Smart unveils service to fight ATM, credit card fraud
MANILA, Philippines – A unit of Smart Communications Inc., Smart e-Money, has unveiled a mobile service to prevent automated teller machine (ATM) and credit card fraud.
The new service, LockByMobile, provides security to card users by allowing them to “lock” and “unlock” their ATM and credit cards using their mobile phones.
It also allows users to customize what payment functionalities must be locked or unlocked such as ATM withdrawal, over-the-counter or point-of-sale purchase or online transactions.
The service also includes the use of location-based or geo-locking features.
“The new service provides an additional layer of security by enabling a prepaid, debit or credit card holder to block and unblock the use of the funds in their cards through a few clicks on their mobile phones,” Smart e-Money president and chief executive officer Orlando Vea said in a statement.
Vea said the service is available to payment cards issued by banks worldwide through mobile phones provided by any operator.
The service, based on the Smart Money mobile payments platform, can be used via smartphones or feature phones.
“Given recent developments, LockByMobile is a timely solution that can be quickly implemented by banks and mobile operators and provide greater peace of mind to payment card users,” Vea said.
Several companies raised the issue of payment card fraud through security breaches of customer information systems.
US retailer Target reported in December that hackers had penetrated its network and stolen the payment-card information of over 40 million customers.

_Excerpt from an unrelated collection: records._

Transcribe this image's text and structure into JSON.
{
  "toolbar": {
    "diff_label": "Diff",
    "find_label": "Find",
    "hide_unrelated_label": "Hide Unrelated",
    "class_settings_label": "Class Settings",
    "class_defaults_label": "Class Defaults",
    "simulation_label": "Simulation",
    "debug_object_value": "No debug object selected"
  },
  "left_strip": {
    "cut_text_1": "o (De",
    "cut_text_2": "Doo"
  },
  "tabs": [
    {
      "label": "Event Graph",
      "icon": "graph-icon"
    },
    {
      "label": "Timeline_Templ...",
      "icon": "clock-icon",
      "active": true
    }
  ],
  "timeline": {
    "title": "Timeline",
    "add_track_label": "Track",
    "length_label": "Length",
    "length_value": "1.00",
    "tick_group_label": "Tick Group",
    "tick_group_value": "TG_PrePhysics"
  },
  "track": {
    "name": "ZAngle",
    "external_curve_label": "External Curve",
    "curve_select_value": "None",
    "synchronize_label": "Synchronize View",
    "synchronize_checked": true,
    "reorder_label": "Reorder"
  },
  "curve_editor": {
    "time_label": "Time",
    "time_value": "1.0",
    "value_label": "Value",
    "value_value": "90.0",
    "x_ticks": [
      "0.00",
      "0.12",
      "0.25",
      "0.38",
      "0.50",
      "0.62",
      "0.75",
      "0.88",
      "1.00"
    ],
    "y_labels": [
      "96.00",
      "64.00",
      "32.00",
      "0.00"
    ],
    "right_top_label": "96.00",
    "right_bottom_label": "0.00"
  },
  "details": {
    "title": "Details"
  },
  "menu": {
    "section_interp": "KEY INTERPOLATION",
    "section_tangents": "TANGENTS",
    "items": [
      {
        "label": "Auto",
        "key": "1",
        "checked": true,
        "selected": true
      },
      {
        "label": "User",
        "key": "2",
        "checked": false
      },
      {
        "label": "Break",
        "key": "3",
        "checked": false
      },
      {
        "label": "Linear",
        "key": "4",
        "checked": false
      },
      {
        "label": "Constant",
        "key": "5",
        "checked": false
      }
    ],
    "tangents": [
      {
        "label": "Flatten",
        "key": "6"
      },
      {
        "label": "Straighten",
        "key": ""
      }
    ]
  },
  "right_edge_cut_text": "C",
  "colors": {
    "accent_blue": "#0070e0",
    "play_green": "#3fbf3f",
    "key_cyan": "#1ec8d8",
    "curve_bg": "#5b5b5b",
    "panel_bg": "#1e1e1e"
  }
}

Adobe Systems also reported what it called a “sophisticated” cyber-attack on its network that compromised confidential customer information of several tens of millions of its customers.
Estimates put the total global payment-card fraud losses at around $11.3 billion in 2012, up 15% from 2012. The US accounted for nearly half of the total.
In the Philippines, authorities said incidents of ATM theft rose in 2013, with banks losing as much as P220 million.